(Beginning of Exercise input)

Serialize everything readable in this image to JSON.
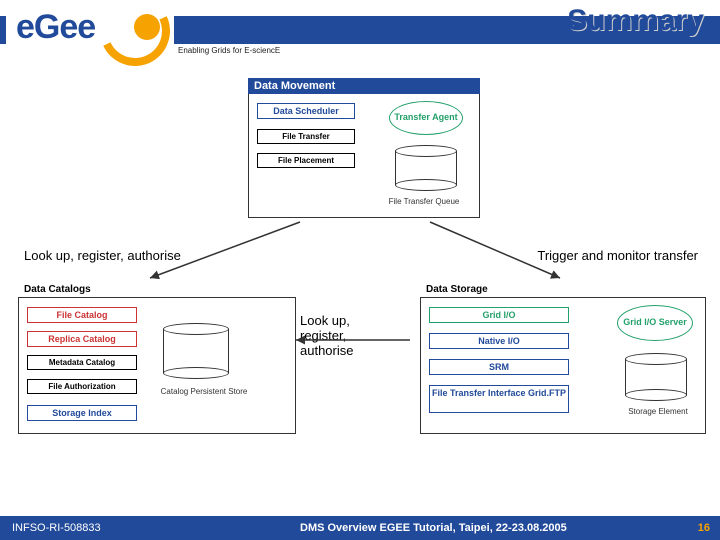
{
  "header": {
    "title": "Summary",
    "tagline": "Enabling Grids for E-sciencE",
    "logo_text": "eGee"
  },
  "captions": {
    "left": "Look up, register, authorise",
    "right": "Trigger and monitor transfer",
    "middle": "Look up, register, authorise"
  },
  "data_movement": {
    "title": "Data Movement",
    "items": [
      "Data Scheduler",
      "File Transfer",
      "File Placement"
    ],
    "agent": "Transfer Agent",
    "queue_label": "File Transfer Queue"
  },
  "data_catalogs": {
    "title": "Data Catalogs",
    "items": [
      "File Catalog",
      "Replica Catalog",
      "Metadata Catalog",
      "File Authorization",
      "Storage Index"
    ],
    "store_label": "Catalog Persistent Store"
  },
  "data_storage": {
    "title": "Data Storage",
    "items": [
      "Grid I/O",
      "Native I/O",
      "SRM",
      "File Transfer Interface Grid.FTP"
    ],
    "server": "Grid I/O Server",
    "element_label": "Storage Element"
  },
  "footer": {
    "left": "INFSO-RI-508833",
    "mid": "DMS Overview EGEE Tutorial, Taipei, 22-23.08.2005",
    "page": "16"
  }
}
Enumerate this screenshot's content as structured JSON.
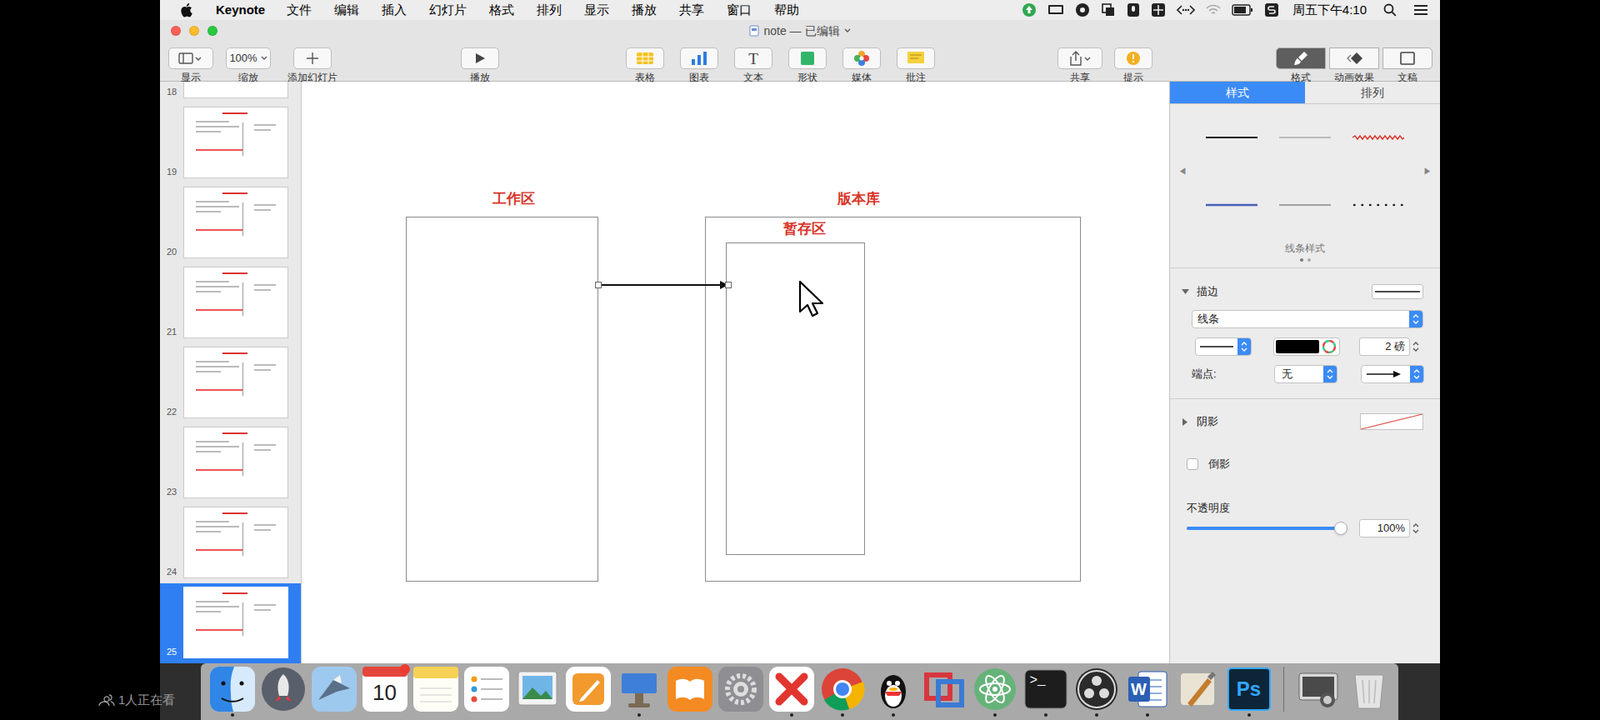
{
  "menubar": {
    "app": "Keynote",
    "menus": [
      "文件",
      "编辑",
      "插入",
      "幻灯片",
      "格式",
      "排列",
      "显示",
      "播放",
      "共享",
      "窗口",
      "帮助"
    ],
    "clock": "周五下午4:10"
  },
  "window": {
    "title": "note — 已编辑"
  },
  "toolbar": {
    "groups": [
      [
        {
          "label": "显示",
          "kind": "view"
        },
        {
          "label": "缩放",
          "kind": "zoom",
          "value": "100%"
        },
        {
          "label": "添加幻灯片",
          "kind": "add"
        }
      ],
      [
        {
          "label": "播放",
          "kind": "play"
        }
      ],
      [
        {
          "label": "表格",
          "kind": "table"
        },
        {
          "label": "图表",
          "kind": "chart"
        },
        {
          "label": "文本",
          "kind": "text",
          "glyph": "T"
        },
        {
          "label": "形状",
          "kind": "shape"
        },
        {
          "label": "媒体",
          "kind": "media"
        },
        {
          "label": "批注",
          "kind": "comment"
        }
      ],
      [
        {
          "label": "共享",
          "kind": "share"
        },
        {
          "label": "提示",
          "kind": "tip"
        }
      ],
      [
        {
          "label": "格式",
          "kind": "format",
          "selected": true
        },
        {
          "label": "动画效果",
          "kind": "animate",
          "selected": false
        },
        {
          "label": "文稿",
          "kind": "document",
          "selected": false
        }
      ]
    ]
  },
  "slides": [
    {
      "number": "18",
      "selected": false
    },
    {
      "number": "19",
      "selected": false
    },
    {
      "number": "20",
      "selected": false
    },
    {
      "number": "21",
      "selected": false
    },
    {
      "number": "22",
      "selected": false
    },
    {
      "number": "23",
      "selected": false
    },
    {
      "number": "24",
      "selected": false
    },
    {
      "number": "25",
      "selected": true
    }
  ],
  "canvas": {
    "work_area": {
      "label": "工作区"
    },
    "repository": {
      "label": "版本库"
    },
    "staging": {
      "label": "暂存区"
    },
    "arrow": {
      "selected": true
    }
  },
  "inspector": {
    "tabs": [
      {
        "label": "样式",
        "selected": true
      },
      {
        "label": "排列",
        "selected": false
      }
    ],
    "line_styles": {
      "prev": "◀",
      "next": "▶",
      "items": [
        {
          "kind": "solid"
        },
        {
          "kind": "thin"
        },
        {
          "kind": "fancy-red"
        },
        {
          "kind": "blue"
        },
        {
          "kind": "gray"
        },
        {
          "kind": "dotted"
        }
      ],
      "caption": "线条样式",
      "pages": [
        {
          "selected": true
        },
        {
          "selected": false
        }
      ]
    },
    "stroke": {
      "label": "描边",
      "expanded": true,
      "type": "线条",
      "line": "solid",
      "color": "#000000",
      "width": "2 磅",
      "endpoints_label": "端点:",
      "start": "无",
      "end": "arrow"
    },
    "shadow": {
      "label": "阴影",
      "expanded": false
    },
    "reflection": {
      "label": "倒影",
      "checked": false
    },
    "opacity": {
      "label": "不透明度",
      "level": 1,
      "reading": "100%"
    }
  },
  "dock": {
    "items": [
      {
        "kind": "finder",
        "running": true
      },
      {
        "kind": "launchpad",
        "running": false
      },
      {
        "kind": "mail",
        "running": false
      },
      {
        "kind": "calendar",
        "glyph": "10",
        "badge": true,
        "running": false
      },
      {
        "kind": "notes",
        "running": false
      },
      {
        "kind": "reminders",
        "running": false
      },
      {
        "kind": "preview",
        "running": false
      },
      {
        "kind": "pages",
        "running": false
      },
      {
        "kind": "keynote",
        "running": true
      },
      {
        "kind": "ibooks",
        "running": false
      },
      {
        "kind": "settings",
        "running": false
      },
      {
        "kind": "xmind",
        "running": true
      },
      {
        "kind": "chrome",
        "running": true
      },
      {
        "kind": "qq",
        "running": true
      },
      {
        "kind": "parallels",
        "running": false
      },
      {
        "kind": "atom",
        "running": true
      },
      {
        "kind": "terminal",
        "glyph": ">_",
        "running": true
      },
      {
        "kind": "obs",
        "running": true
      },
      {
        "kind": "word",
        "glyph": "W",
        "running": true
      },
      {
        "kind": "tools",
        "running": false
      },
      {
        "kind": "photoshop",
        "glyph": "Ps",
        "running": true
      },
      {
        "kind": "separator",
        "running": false
      },
      {
        "kind": "screenshot",
        "running": false
      },
      {
        "kind": "trash",
        "running": false
      }
    ]
  },
  "overlay": {
    "viewers": "1人正在看"
  }
}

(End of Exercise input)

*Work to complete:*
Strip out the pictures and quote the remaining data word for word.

*Solution to this exercise:*
Serialize everything readable in this image to JSON.
{
  "header": {
    "title": "Summary",
    "tagline": "Enabling Grids for E-sciencE",
    "logo_text": "eGee"
  },
  "captions": {
    "left": "Look up, register, authorise",
    "right": "Trigger and monitor transfer",
    "middle": "Look up, register, authorise"
  },
  "data_movement": {
    "title": "Data Movement",
    "items": [
      "Data Scheduler",
      "File Transfer",
      "File Placement"
    ],
    "agent": "Transfer Agent",
    "queue_label": "File Transfer Queue"
  },
  "data_catalogs": {
    "title": "Data Catalogs",
    "items": [
      "File Catalog",
      "Replica Catalog",
      "Metadata Catalog",
      "File Authorization",
      "Storage Index"
    ],
    "store_label": "Catalog Persistent Store"
  },
  "data_storage": {
    "title": "Data Storage",
    "items": [
      "Grid I/O",
      "Native I/O",
      "SRM",
      "File Transfer Interface Grid.FTP"
    ],
    "server": "Grid I/O Server",
    "element_label": "Storage Element"
  },
  "footer": {
    "left": "INFSO-RI-508833",
    "mid": "DMS Overview EGEE Tutorial, Taipei, 22-23.08.2005",
    "page": "16"
  }
}
Enumerate this screenshot's content as structured JSON.
{
  "menubar": {
    "app": "Keynote",
    "menus": [
      "文件",
      "编辑",
      "插入",
      "幻灯片",
      "格式",
      "排列",
      "显示",
      "播放",
      "共享",
      "窗口",
      "帮助"
    ],
    "clock": "周五下午4:10"
  },
  "window": {
    "title": "note — 已编辑"
  },
  "toolbar": {
    "groups": [
      [
        {
          "label": "显示",
          "kind": "view"
        },
        {
          "label": "缩放",
          "kind": "zoom",
          "value": "100%"
        },
        {
          "label": "添加幻灯片",
          "kind": "add"
        }
      ],
      [
        {
          "label": "播放",
          "kind": "play"
        }
      ],
      [
        {
          "label": "表格",
          "kind": "table"
        },
        {
          "label": "图表",
          "kind": "chart"
        },
        {
          "label": "文本",
          "kind": "text",
          "glyph": "T"
        },
        {
          "label": "形状",
          "kind": "shape"
        },
        {
          "label": "媒体",
          "kind": "media"
        },
        {
          "label": "批注",
          "kind": "comment"
        }
      ],
      [
        {
          "label": "共享",
          "kind": "share"
        },
        {
          "label": "提示",
          "kind": "tip"
        }
      ],
      [
        {
          "label": "格式",
          "kind": "format",
          "selected": true
        },
        {
          "label": "动画效果",
          "kind": "animate",
          "selected": false
        },
        {
          "label": "文稿",
          "kind": "document",
          "selected": false
        }
      ]
    ]
  },
  "slides": [
    {
      "number": "18",
      "selected": false
    },
    {
      "number": "19",
      "selected": false
    },
    {
      "number": "20",
      "selected": false
    },
    {
      "number": "21",
      "selected": false
    },
    {
      "number": "22",
      "selected": false
    },
    {
      "number": "23",
      "selected": false
    },
    {
      "number": "24",
      "selected": false
    },
    {
      "number": "25",
      "selected": true
    }
  ],
  "canvas": {
    "work_area": {
      "label": "工作区"
    },
    "repository": {
      "label": "版本库"
    },
    "staging": {
      "label": "暂存区"
    },
    "arrow": {
      "selected": true
    }
  },
  "inspector": {
    "tabs": [
      {
        "label": "样式",
        "selected": true
      },
      {
        "label": "排列",
        "selected": false
      }
    ],
    "line_styles": {
      "prev": "◀",
      "next": "▶",
      "items": [
        {
          "kind": "solid"
        },
        {
          "kind": "thin"
        },
        {
          "kind": "fancy-red"
        },
        {
          "kind": "blue"
        },
        {
          "kind": "gray"
        },
        {
          "kind": "dotted"
        }
      ],
      "caption": "线条样式",
      "pages": [
        {
          "selected": true
        },
        {
          "selected": false
        }
      ]
    },
    "stroke": {
      "label": "描边",
      "expanded": true,
      "type": "线条",
      "line": "solid",
      "color": "#000000",
      "width": "2 磅",
      "endpoints_label": "端点:",
      "start": "无",
      "end": "arrow"
    },
    "shadow": {
      "label": "阴影",
      "expanded": false
    },
    "reflection": {
      "label": "倒影",
      "checked": false
    },
    "opacity": {
      "label": "不透明度",
      "level": 1,
      "reading": "100%"
    }
  },
  "dock": {
    "items": [
      {
        "kind": "finder",
        "running": true
      },
      {
        "kind": "launchpad",
        "running": false
      },
      {
        "kind": "mail",
        "running": false
      },
      {
        "kind": "calendar",
        "glyph": "10",
        "badge": true,
        "running": false
      },
      {
        "kind": "notes",
        "running": false
      },
      {
        "kind": "reminders",
        "running": false
      },
      {
        "kind": "preview",
        "running": false
      },
      {
        "kind": "pages",
        "running": false
      },
      {
        "kind": "keynote",
        "running": true
      },
      {
        "kind": "ibooks",
        "running": false
      },
      {
        "kind": "settings",
        "running": false
      },
      {
        "kind": "xmind",
        "running": true
      },
      {
        "kind": "chrome",
        "running": true
      },
      {
        "kind": "qq",
        "running": true
      },
      {
        "kind": "parallels",
        "running": false
      },
      {
        "kind": "atom",
        "running": true
      },
      {
        "kind": "terminal",
        "glyph": ">_",
        "running": true
      },
      {
        "kind": "obs",
        "running": true
      },
      {
        "kind": "word",
        "glyph": "W",
        "running": true
      },
      {
        "kind": "tools",
        "running": false
      },
      {
        "kind": "photoshop",
        "glyph": "Ps",
        "running": true
      },
      {
        "kind": "separator",
        "running": false
      },
      {
        "kind": "screenshot",
        "running": false
      },
      {
        "kind": "trash",
        "running": false
      }
    ]
  },
  "overlay": {
    "viewers": "1人正在看"
  }
}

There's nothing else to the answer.